Officers removed the restraint system and left Lofton in a holding room at the JIAC, where a staff member came by to explain the assessment process and let him into the open foyer, the report said.

After two corrections supervisors arrived, the group put leg shackles on Lofton and move him from a seated position to “face down to better control the situation and possibly place handcuffs on Cedric,” the report said. The group was also physically holding the teen down, according to the report.

One staff member told investigators that Lofton, who was still face down on the floor, “continued to argue and resist” and they could not put handcuffs on him as they waited for police to arrive after one employee called 911.

After more than 30 minutes on the floor, handcuffs were placed on Lofton, the report said.

CNN reported after Lofton was handcuffed, employees figured he was asleep but one employee noticed he stopped breathing. Body camera footage showed a few JIAC employees trying to revive him but he was sent to the hospital where he was pronounced dead. The autopsy ruled Lofton’s cause of death was “complications of cardiopulmonary arrest sustained after physical struggle while restrained in the prone position” as well as a homicide, reported CNN.

Bennett released a report on the incident nearly suggesting Lofton was to blame for his own death, per CNN. “That he continued to resist for some thirty minutes meant the staff could continue to lawfully apply restraint,” read the report. Additionally, Bennett argued the employees were justified in their actions based on the “stand your ground” law.

From CNN:

Generally, “stand your ground” laws across the US allow people to respond to threats of force, without the fear of being criminally prosecuted, in any place where a person has the right to be, including his home or business.
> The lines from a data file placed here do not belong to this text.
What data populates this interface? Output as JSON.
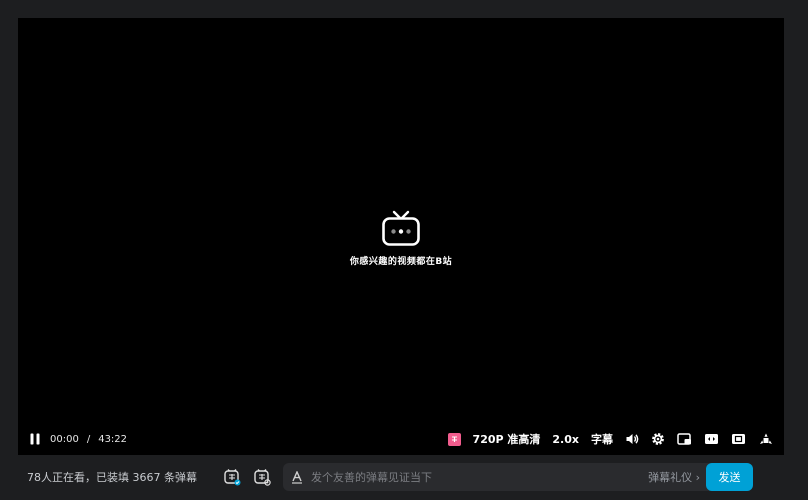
{
  "player": {
    "slogan": "你感兴趣的视频都在B站",
    "controls": {
      "current_time": "00:00",
      "separator": "/",
      "duration": "43:22",
      "quality": "720P 准高清",
      "speed": "2.0x",
      "subtitle": "字幕"
    }
  },
  "bottom_bar": {
    "viewer_info": "78人正在看，已装填 3667 条弹幕",
    "danmaku_placeholder": "发个友善的弹幕见证当下",
    "etiquette_label": "弹幕礼仪",
    "etiquette_arrow": "›",
    "send_label": "发送"
  },
  "colors": {
    "background": "#1d1e20",
    "player_bg": "#000000",
    "accent_blue": "#00a1d6",
    "pink_badge": "#f25d8e"
  },
  "icons": {
    "center": "bilibili-tv-icon",
    "pause": "pause-icon",
    "subtitle_badge": "subtitle-badge-icon",
    "volume": "volume-icon",
    "settings": "gear-icon",
    "pip": "picture-in-picture-icon",
    "wide": "widescreen-icon",
    "web_fullscreen": "web-fullscreen-icon",
    "fullscreen": "fullscreen-icon",
    "danmaku_toggle": "danmaku-toggle-icon",
    "danmaku_settings": "danmaku-settings-icon",
    "font_style": "font-style-icon"
  }
}
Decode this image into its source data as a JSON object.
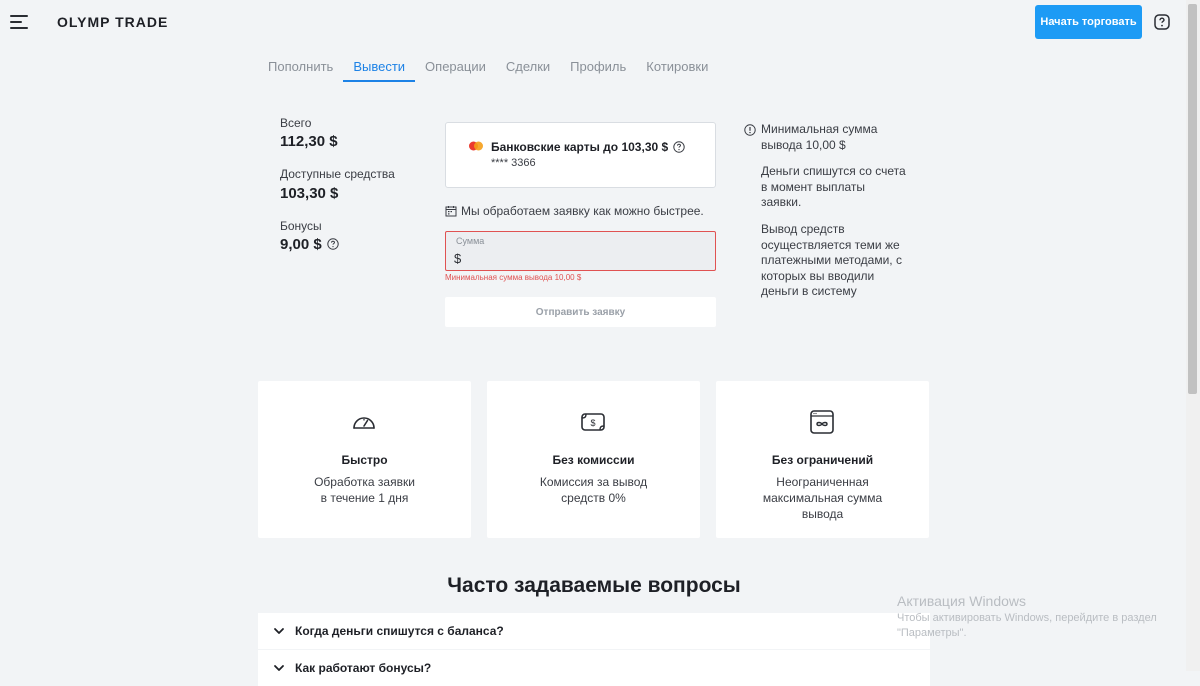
{
  "header": {
    "logo": "OLYMP TRADE",
    "cta_label": "Начать торговать"
  },
  "tabs": [
    {
      "label": "Пополнить",
      "active": false
    },
    {
      "label": "Вывести",
      "active": true
    },
    {
      "label": "Операции",
      "active": false
    },
    {
      "label": "Сделки",
      "active": false
    },
    {
      "label": "Профиль",
      "active": false
    },
    {
      "label": "Котировки",
      "active": false
    }
  ],
  "balances": {
    "total_label": "Всего",
    "total_value": "112,30 $",
    "available_label": "Доступные средства",
    "available_value": "103,30 $",
    "bonus_label": "Бонусы",
    "bonus_value": "9,00 $"
  },
  "withdraw": {
    "method_name": "Банковские карты до 103,30 $",
    "card_number": "**** 3366",
    "note": "Мы обработаем заявку как можно быстрее.",
    "amount_label": "Сумма",
    "amount_value": "$",
    "error": "Минимальная сумма вывода 10,00 $",
    "submit_label": "Отправить заявку"
  },
  "info": {
    "min_amount": "Минимальная сумма вывода 10,00 $",
    "debit_note": "Деньги спишутся со счета в момент выплаты заявки.",
    "methods_note": "Вывод средств осуществляется теми же платежными методами, с которых вы вводили деньги в систему"
  },
  "features": [
    {
      "title": "Быстро",
      "lines": [
        "Обработка заявки",
        "в течение 1 дня"
      ],
      "icon": "speedometer-icon"
    },
    {
      "title": "Без комиссии",
      "lines": [
        "Комиссия за вывод",
        "средств 0%"
      ],
      "icon": "cash-icon"
    },
    {
      "title": "Без ограничений",
      "lines": [
        "Неограниченная",
        "максимальная сумма",
        "вывода"
      ],
      "icon": "infinity-window-icon"
    }
  ],
  "faq": {
    "title": "Часто задаваемые вопросы",
    "items": [
      "Когда деньги спишутся с баланса?",
      "Как работают бонусы?"
    ]
  },
  "watermark": {
    "title": "Активация Windows",
    "line1": "Чтобы активировать Windows, перейдите в раздел",
    "line2": "\"Параметры\"."
  },
  "colors": {
    "accent": "#1d9bf5",
    "tab_active": "#1d82e6",
    "error": "#e05252",
    "background": "#f2f4f6"
  }
}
Under Kansas law, a person is justified in using force if they are acting in defense of themselves in those circumstances or to protect another party.

“You cannot be arrested, you cannot be charged, you cannot be prosecuted, if you’re acting in self-defense in Kansas under the ‘stand your ground’ law,” Bennett said, adding that Kansas has “one of the most robust ‘stand your ground’ laws in the United States.”

In a disturbing overlap of the murders of Trayvon Martin and George Floyd, Bennett justified the excessive use of force by authority on the grounds of self-defense. But, why would a group of officers feel defenseless against a shackle-bound teenager?

The JIAC employees involved have been placed on paid administrative leave and Bennett has decided not to prosecute them. The Lofton family’s civil rights attorneys said in a statement “This is yet another instance of an unarmed Black teenager killed by law enforcement with impunity,” and without “threat of reprisal or even an ounce of accountability.”